→ What needs to be done: Give back every entry in full, exactly as it reads.
Given information section start
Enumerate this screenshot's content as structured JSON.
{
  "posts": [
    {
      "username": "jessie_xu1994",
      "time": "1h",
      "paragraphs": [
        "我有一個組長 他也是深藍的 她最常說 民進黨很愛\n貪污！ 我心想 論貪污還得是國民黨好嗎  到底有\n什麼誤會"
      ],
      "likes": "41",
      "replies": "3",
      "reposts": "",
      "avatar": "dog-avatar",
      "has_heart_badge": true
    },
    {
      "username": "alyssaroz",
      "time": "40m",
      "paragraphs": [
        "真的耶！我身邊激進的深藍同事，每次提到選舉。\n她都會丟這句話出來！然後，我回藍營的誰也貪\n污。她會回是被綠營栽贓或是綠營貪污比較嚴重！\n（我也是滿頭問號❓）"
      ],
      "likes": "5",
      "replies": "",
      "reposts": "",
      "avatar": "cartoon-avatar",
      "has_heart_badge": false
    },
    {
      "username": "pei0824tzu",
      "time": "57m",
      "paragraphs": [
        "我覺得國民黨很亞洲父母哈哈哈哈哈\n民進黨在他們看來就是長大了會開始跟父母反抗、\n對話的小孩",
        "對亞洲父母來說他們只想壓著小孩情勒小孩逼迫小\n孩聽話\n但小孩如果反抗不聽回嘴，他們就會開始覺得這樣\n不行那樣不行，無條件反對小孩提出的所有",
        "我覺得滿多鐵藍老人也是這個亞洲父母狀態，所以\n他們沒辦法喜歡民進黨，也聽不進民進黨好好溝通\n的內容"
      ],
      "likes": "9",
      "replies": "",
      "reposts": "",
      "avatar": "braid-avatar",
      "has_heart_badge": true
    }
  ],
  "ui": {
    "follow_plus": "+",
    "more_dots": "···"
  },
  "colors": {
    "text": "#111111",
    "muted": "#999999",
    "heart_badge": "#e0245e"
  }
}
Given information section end
→ Result of the task:
Enumerate this screenshot's content as structured JSON.
{
  "posts": [
    {
      "username": "jessie_xu1994",
      "time": "1h",
      "paragraphs": [
        "我有一個組長 他也是深藍的 她最常說 民進黨很愛\n貪污！ 我心想 論貪污還得是國民黨好嗎  到底有\n什麼誤會"
      ],
      "likes": "41",
      "replies": "3",
      "reposts": "",
      "avatar": "dog-avatar",
      "has_heart_badge": true
    },
    {
      "username": "alyssaroz",
      "time": "40m",
      "paragraphs": [
        "真的耶！我身邊激進的深藍同事，每次提到選舉。\n她都會丟這句話出來！然後，我回藍營的誰也貪\n污。她會回是被綠營栽贓或是綠營貪污比較嚴重！\n（我也是滿頭問號❓）"
      ],
      "likes": "5",
      "replies": "",
      "reposts": "",
      "avatar": "cartoon-avatar",
      "has_heart_badge": false
    },
    {
      "username": "pei0824tzu",
      "time": "57m",
      "paragraphs": [
        "我覺得國民黨很亞洲父母哈哈哈哈哈\n民進黨在他們看來就是長大了會開始跟父母反抗、\n對話的小孩",
        "對亞洲父母來說他們只想壓著小孩情勒小孩逼迫小\n孩聽話\n但小孩如果反抗不聽回嘴，他們就會開始覺得這樣\n不行那樣不行，無條件反對小孩提出的所有",
        "我覺得滿多鐵藍老人也是這個亞洲父母狀態，所以\n他們沒辦法喜歡民進黨，也聽不進民進黨好好溝通\n的內容"
      ],
      "likes": "9",
      "replies": "",
      "reposts": "",
      "avatar": "braid-avatar",
      "has_heart_badge": true
    }
  ],
  "ui": {
    "follow_plus": "+",
    "more_dots": "···"
  },
  "colors": {
    "text": "#111111",
    "muted": "#999999",
    "heart_badge": "#e0245e"
  }
}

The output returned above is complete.